== Provided records ==
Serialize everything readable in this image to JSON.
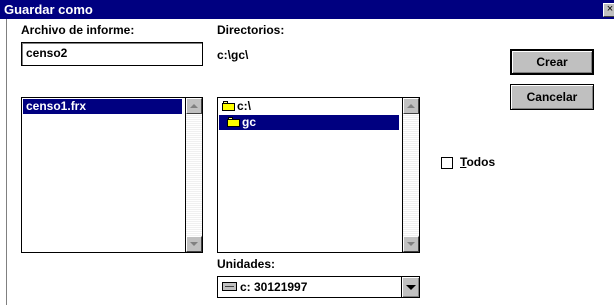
{
  "window": {
    "title": "Guardar como",
    "close_glyph": "×"
  },
  "report_file": {
    "label": "Archivo de informe:",
    "value": "censo2",
    "files": [
      {
        "name": "censo1.frx",
        "selected": true
      }
    ]
  },
  "directories": {
    "label": "Directorios:",
    "current_path": "c:\\gc\\",
    "items": [
      {
        "name": "c:\\",
        "icon": "open-folder-icon",
        "selected": false
      },
      {
        "name": "gc",
        "icon": "open-folder-icon",
        "selected": true
      }
    ]
  },
  "drives": {
    "label": "Unidades:",
    "selected": "c: 30121997",
    "icon": "drive-icon"
  },
  "buttons": {
    "create": "Crear",
    "cancel": "Cancelar"
  },
  "all_checkbox": {
    "label_accel": "T",
    "label_rest": "odos",
    "checked": false
  },
  "colors": {
    "title_bar": "#000080",
    "selection": "#000080",
    "button_face": "#c0c0c0"
  }
}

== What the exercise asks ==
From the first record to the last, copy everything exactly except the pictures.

== Response for this exercise ==
Serialize everything readable in this image to JSON.
{
  "window": {
    "title": "Guardar como",
    "close_glyph": "×"
  },
  "report_file": {
    "label": "Archivo de informe:",
    "value": "censo2",
    "files": [
      {
        "name": "censo1.frx",
        "selected": true
      }
    ]
  },
  "directories": {
    "label": "Directorios:",
    "current_path": "c:\\gc\\",
    "items": [
      {
        "name": "c:\\",
        "icon": "open-folder-icon",
        "selected": false
      },
      {
        "name": "gc",
        "icon": "open-folder-icon",
        "selected": true
      }
    ]
  },
  "drives": {
    "label": "Unidades:",
    "selected": "c: 30121997",
    "icon": "drive-icon"
  },
  "buttons": {
    "create": "Crear",
    "cancel": "Cancelar"
  },
  "all_checkbox": {
    "label_accel": "T",
    "label_rest": "odos",
    "checked": false
  },
  "colors": {
    "title_bar": "#000080",
    "selection": "#000080",
    "button_face": "#c0c0c0"
  }
}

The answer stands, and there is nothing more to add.